▶ [PROBLEM REQUIREMENTS] Take the line with "Parse this screenshot: output" and every line after it, through the end of the listing, and give them again exactly, pictures excluded.
----
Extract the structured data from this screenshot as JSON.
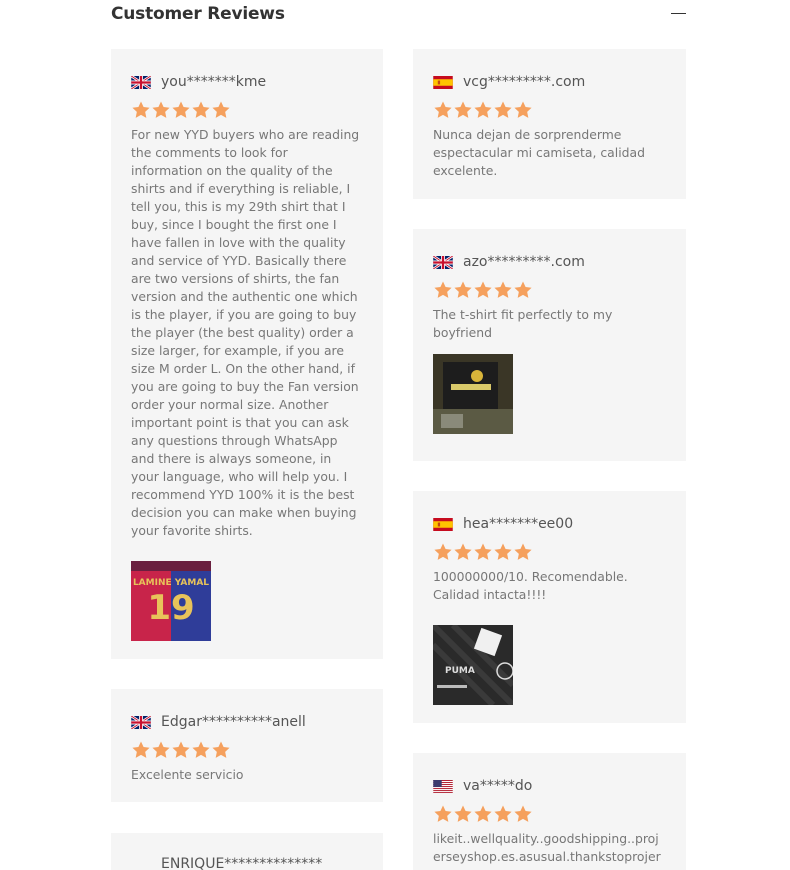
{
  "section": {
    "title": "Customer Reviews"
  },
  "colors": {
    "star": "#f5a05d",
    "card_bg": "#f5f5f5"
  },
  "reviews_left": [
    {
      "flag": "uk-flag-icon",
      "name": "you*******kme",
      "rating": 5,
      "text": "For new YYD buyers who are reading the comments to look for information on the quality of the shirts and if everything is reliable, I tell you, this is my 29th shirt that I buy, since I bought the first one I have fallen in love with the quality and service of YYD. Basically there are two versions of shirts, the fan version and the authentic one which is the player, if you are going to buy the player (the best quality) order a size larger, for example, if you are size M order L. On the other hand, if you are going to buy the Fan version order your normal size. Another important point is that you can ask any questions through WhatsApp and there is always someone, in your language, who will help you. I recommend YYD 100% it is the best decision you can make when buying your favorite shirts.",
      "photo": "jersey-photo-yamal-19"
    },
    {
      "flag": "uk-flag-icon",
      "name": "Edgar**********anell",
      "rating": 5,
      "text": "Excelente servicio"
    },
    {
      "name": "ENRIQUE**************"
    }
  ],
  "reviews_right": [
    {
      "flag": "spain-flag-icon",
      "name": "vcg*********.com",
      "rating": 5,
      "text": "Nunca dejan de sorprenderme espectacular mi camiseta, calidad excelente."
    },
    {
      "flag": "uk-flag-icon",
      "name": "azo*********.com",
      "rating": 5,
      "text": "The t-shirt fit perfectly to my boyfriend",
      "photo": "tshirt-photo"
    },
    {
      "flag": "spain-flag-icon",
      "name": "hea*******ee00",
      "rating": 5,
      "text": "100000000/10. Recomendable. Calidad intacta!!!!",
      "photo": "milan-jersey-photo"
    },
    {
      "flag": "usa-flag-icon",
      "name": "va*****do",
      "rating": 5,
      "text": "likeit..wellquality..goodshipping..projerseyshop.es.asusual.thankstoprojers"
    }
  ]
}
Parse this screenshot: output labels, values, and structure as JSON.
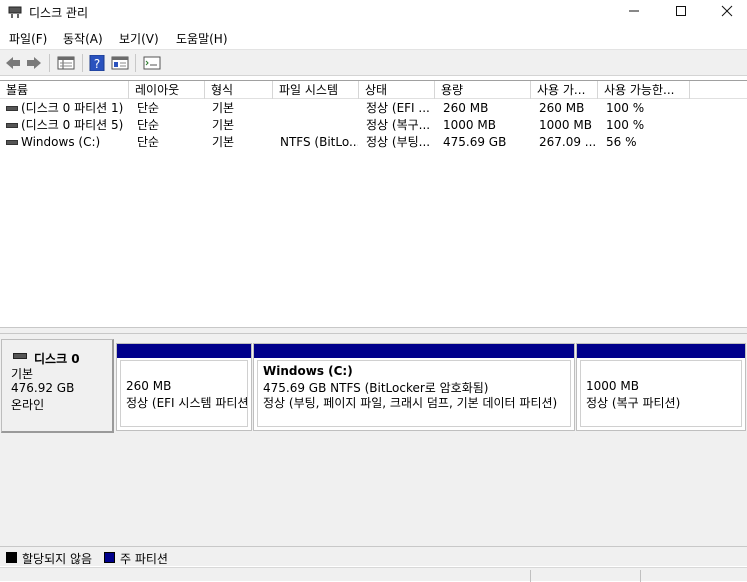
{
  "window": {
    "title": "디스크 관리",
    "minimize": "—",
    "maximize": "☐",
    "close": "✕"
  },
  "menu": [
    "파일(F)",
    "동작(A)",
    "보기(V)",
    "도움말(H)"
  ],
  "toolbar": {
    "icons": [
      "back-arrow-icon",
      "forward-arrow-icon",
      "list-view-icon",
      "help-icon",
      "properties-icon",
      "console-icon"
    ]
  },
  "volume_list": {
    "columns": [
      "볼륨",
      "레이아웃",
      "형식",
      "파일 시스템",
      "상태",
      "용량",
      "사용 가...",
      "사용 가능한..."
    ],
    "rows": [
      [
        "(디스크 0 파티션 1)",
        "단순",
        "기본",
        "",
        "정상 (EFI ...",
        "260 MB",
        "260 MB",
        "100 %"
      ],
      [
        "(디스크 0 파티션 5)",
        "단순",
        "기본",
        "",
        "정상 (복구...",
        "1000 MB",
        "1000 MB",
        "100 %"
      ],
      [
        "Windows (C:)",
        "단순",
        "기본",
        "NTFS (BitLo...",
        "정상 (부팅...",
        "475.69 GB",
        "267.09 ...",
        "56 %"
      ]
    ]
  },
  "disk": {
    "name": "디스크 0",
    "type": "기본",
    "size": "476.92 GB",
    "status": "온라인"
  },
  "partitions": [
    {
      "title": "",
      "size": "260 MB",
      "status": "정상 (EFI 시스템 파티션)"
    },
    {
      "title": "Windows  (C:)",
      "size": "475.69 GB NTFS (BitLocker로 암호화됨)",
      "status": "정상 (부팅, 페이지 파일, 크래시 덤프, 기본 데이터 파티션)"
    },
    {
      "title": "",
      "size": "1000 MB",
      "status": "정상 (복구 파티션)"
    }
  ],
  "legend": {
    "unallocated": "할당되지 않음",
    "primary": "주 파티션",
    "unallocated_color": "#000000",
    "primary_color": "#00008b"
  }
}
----
▶ [RESULT OF THE EXERCISE]
Parse this screenshot: output labels, values, and structure as JSON.
{
  "window": {
    "title": "디스크 관리",
    "minimize": "—",
    "maximize": "☐",
    "close": "✕"
  },
  "menu": [
    "파일(F)",
    "동작(A)",
    "보기(V)",
    "도움말(H)"
  ],
  "toolbar": {
    "icons": [
      "back-arrow-icon",
      "forward-arrow-icon",
      "list-view-icon",
      "help-icon",
      "properties-icon",
      "console-icon"
    ]
  },
  "volume_list": {
    "columns": [
      "볼륨",
      "레이아웃",
      "형식",
      "파일 시스템",
      "상태",
      "용량",
      "사용 가...",
      "사용 가능한..."
    ],
    "rows": [
      [
        "(디스크 0 파티션 1)",
        "단순",
        "기본",
        "",
        "정상 (EFI ...",
        "260 MB",
        "260 MB",
        "100 %"
      ],
      [
        "(디스크 0 파티션 5)",
        "단순",
        "기본",
        "",
        "정상 (복구...",
        "1000 MB",
        "1000 MB",
        "100 %"
      ],
      [
        "Windows (C:)",
        "단순",
        "기본",
        "NTFS (BitLo...",
        "정상 (부팅...",
        "475.69 GB",
        "267.09 ...",
        "56 %"
      ]
    ]
  },
  "disk": {
    "name": "디스크 0",
    "type": "기본",
    "size": "476.92 GB",
    "status": "온라인"
  },
  "partitions": [
    {
      "title": "",
      "size": "260 MB",
      "status": "정상 (EFI 시스템 파티션)"
    },
    {
      "title": "Windows  (C:)",
      "size": "475.69 GB NTFS (BitLocker로 암호화됨)",
      "status": "정상 (부팅, 페이지 파일, 크래시 덤프, 기본 데이터 파티션)"
    },
    {
      "title": "",
      "size": "1000 MB",
      "status": "정상 (복구 파티션)"
    }
  ],
  "legend": {
    "unallocated": "할당되지 않음",
    "primary": "주 파티션",
    "unallocated_color": "#000000",
    "primary_color": "#00008b"
  }
}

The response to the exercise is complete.